Ruth, like the falcon, is a fake, a lie for which men and women are betrayed and killed, for which they betray and kill in turn.  When asked about the falcon in the film’s climax, Spade replies it’s “the stuff dreams are made of,” with equal parts bitterness and longing, now that he’s woken up.  With one final, pathetic glance at Ruth as she’s taken away by the police, Spade sees the elevator gate cast a shadow of the falcon’s claw over her face.  Was she worth the chase?  No, Sam decides, and descends down the long staircase to the street below, and by the time he’s reached the bottom, he may even believe himself.

Catch Up on Noir Week!

Day One

Day Two

NOIR WEEK


Day Three: It Cannot Hear the Falconer - MacGuffins and the Great Lie


The title cards come up on John Huston’s legendary noir, The Maltese Falcon, with a history of the object in question.  It is a needlessly convoluted history, involving The Knight Templars, Charles V, and pirates, all of which is smoke and mirrors pomp, but pomp that elevates the falcon from object to idea.  It is this idea Sam Spade chases.
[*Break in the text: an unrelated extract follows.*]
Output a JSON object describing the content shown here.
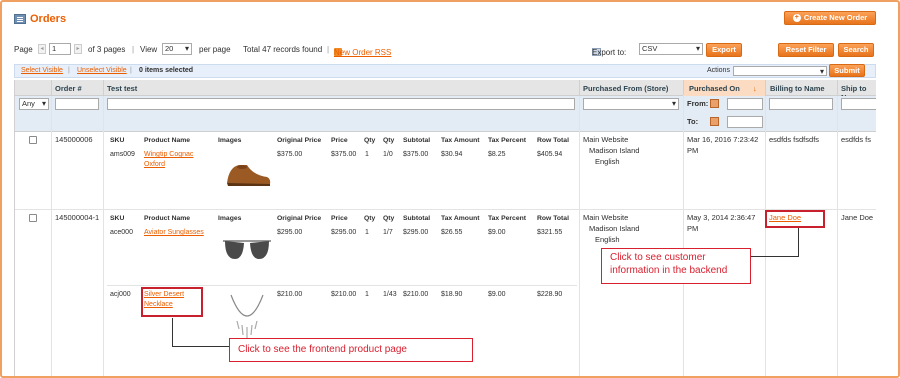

Spade, played with equal parts menace and gruff cut of sex appeal by Humphrey Bogart, is a detective waist-deep in a bedlam of villains, policemen, smugglers, and, naturally, a beautiful, but dangerous woman.  They all want the falcon, not the object, but the idea.  It’s a classic noir MacGuffin, a plot device that brings the characters together, but means, ultimately nothing.  Hitchcock’s protagonists clamored endlessly for such things, a strip of celluloid in North by Northwest, or a song in The 39 Steps, but Huston’s The Maltese Falcon may be the first movie to deconstruct what the MacGuffin’s essential nothingness means.  If the chase is more important than what’s being chased, as The Maltese Falcon suggests, then a self-imposed deception to ignore this fact is necessary for the pursuit to continue.  The falcon may not be worth risking everything, but in order to be able to risk everything, and fully submit to that dangerous freedom, the lie is paramount.

Then there’s Ruth Wonderly (Mary Astor), the femme fatale catalyst for Spade’s involvement in the chase, who has Spade’s partner killed, and hides behind Spade’s muscle while the falcon is positioned into place.  More empathetic than Bette Davis’ enigmatic Leslie Crosbie in The Letter, Ruth vies for sympathy from Spade as well as the audience.  Doomed from the start, when the elevator gate, which might as well be the cold bars of a jail cell, finally closes on Ruth, a great loss is felt.  Here was a woman who knew the score, who knew Spade, or pretended to know Spade, or - what’s it matter, anyway?  She’s gone now.  Things fall apart.

Ruth, like the falcon, is a fake, a lie for which men and women are betrayed and killed, for which they betray and kill in turn.  When asked about the falcon in the film’s climax, Spade replies it’s “the stuff dreams are made of,” with equal parts bitterness and longing, now that he’s woken up.  With one final, pathetic glance at Ruth as she’s taken away by the police, Spade sees the elevator gate cast a shadow of the falcon’s claw over her face.  Was she worth the chase?  No, Sam decides, and descends down the long staircase to the street below, and by the time he’s reached the bottom, he may even believe himself.


Catch Up on Noir Week!


Day One


Day Two

8 notes